As others have pointed out, the puzzles are overall very easy. There are actually some very good ideas here and there. But one nice solution for a main puzzle is basically repeated for not one, but two other main puzzles, both of which even need to have the action repeated several times.
Some characters might have benefited from additional detail (Max the murderer for one, but also Alice (I never trusted her...) and even Ben himself - how did he always have enough money to travel around the world anyway?), and I have to say that I was actually taken aback a bit by an erroneous claim about the Second World War, which affected the credibility of an important backstory and motives.
Still, I had a lovely time playing the game. Despite its flaws, there is definitely plenty to like. A great way to end a thoroughly enjoyable eight-parter
Sceneries are nicely drawn, I like 90s graphics - some soundtracks are interesting. I even loved some voices, especially Genovese's. There've been some really enjoyable chapters, like the Romanian one. Grundislav played nicely his trump card on this final episode!
..However, I've to say that many puzzles really were too simple. In some cases, I got the feeling that the game had not really much more left, to give - and kept on assigning points for repetitive actions (like when you search for the relic in France).
I don't get why Max (the guard) does not play a major role, considering he's killed Simon in BJ7 - it would've made sense not introducing this character at all. His leaving is.. just absurd.
Overall, it's a nice game, but I've to say that I expected something more. I'd love to play other adventures signed by Grundislav, though.
Story too easy to predict; nothing really new compared to other AGS games.
In BJ8 usually you get an object shortly before the use of it; therefore not much thinking about where and when using objects.
If the official game resolution is 960x600, the real resolution looks much smaller. Also, as 960x600 is non-standard, my (recent) computer refuse to display it full-screen.
Moreover, this game is based on many real-life locations and vehicules. But in BJ8 they mostly have a completely different look, and the characters do not behave according to the required behaviours in these locations/vehicules.
Difficult then to feel immersed in them...

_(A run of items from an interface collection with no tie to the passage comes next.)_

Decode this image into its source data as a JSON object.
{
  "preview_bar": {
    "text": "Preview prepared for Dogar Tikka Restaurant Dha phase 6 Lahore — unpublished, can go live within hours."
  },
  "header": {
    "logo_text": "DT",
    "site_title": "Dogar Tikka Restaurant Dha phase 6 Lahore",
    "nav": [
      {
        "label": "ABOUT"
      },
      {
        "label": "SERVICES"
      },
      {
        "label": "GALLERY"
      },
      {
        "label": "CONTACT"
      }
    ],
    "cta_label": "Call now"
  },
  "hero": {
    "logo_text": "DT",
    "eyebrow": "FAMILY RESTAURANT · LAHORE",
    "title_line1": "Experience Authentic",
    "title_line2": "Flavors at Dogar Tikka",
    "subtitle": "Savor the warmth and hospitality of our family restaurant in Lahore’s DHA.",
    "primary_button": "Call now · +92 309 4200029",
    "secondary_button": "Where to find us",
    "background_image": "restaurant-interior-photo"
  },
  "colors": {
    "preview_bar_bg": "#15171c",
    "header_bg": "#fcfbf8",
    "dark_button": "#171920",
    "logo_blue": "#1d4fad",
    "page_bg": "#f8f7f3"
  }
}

This is my first AGS game in which I watched the opening more than once, really powerful one.
I think that in this game you gain your point too often too easily; and still, I had a very good weekend with this game.
BJ is a great series.